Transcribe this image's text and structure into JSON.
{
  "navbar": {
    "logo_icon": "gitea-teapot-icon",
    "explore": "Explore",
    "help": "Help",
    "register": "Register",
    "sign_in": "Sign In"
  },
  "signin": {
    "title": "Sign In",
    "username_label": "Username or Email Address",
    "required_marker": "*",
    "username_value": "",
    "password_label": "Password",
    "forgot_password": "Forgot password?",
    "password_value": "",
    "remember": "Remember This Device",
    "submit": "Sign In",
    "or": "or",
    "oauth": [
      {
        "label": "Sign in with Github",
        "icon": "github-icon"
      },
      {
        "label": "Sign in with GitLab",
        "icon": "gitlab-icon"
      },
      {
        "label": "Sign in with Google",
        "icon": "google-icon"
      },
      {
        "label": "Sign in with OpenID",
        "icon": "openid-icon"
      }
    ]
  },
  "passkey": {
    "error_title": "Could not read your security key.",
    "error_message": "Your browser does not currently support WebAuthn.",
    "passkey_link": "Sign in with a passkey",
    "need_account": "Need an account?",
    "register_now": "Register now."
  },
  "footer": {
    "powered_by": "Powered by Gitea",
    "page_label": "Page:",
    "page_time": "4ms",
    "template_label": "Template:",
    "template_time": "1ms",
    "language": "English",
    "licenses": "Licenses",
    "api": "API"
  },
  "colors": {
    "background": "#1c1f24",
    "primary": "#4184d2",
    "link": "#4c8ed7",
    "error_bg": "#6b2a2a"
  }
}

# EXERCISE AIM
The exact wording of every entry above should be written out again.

# WRITTEN ANSWER
Transcribe this image's text and structure into JSON.
{
  "navbar": {
    "logo_icon": "gitea-teapot-icon",
    "explore": "Explore",
    "help": "Help",
    "register": "Register",
    "sign_in": "Sign In"
  },
  "signin": {
    "title": "Sign In",
    "username_label": "Username or Email Address",
    "required_marker": "*",
    "username_value": "",
    "password_label": "Password",
    "forgot_password": "Forgot password?",
    "password_value": "",
    "remember": "Remember This Device",
    "submit": "Sign In",
    "or": "or",
    "oauth": [
      {
        "label": "Sign in with Github",
        "icon": "github-icon"
      },
      {
        "label": "Sign in with GitLab",
        "icon": "gitlab-icon"
      },
      {
        "label": "Sign in with Google",
        "icon": "google-icon"
      },
      {
        "label": "Sign in with OpenID",
        "icon": "openid-icon"
      }
    ]
  },
  "passkey": {
    "error_title": "Could not read your security key.",
    "error_message": "Your browser does not currently support WebAuthn.",
    "passkey_link": "Sign in with a passkey",
    "need_account": "Need an account?",
    "register_now": "Register now."
  },
  "footer": {
    "powered_by": "Powered by Gitea",
    "page_label": "Page:",
    "page_time": "4ms",
    "template_label": "Template:",
    "template_time": "1ms",
    "language": "English",
    "licenses": "Licenses",
    "api": "API"
  },
  "colors": {
    "background": "#1c1f24",
    "primary": "#4184d2",
    "link": "#4c8ed7",
    "error_bg": "#6b2a2a"
  }
}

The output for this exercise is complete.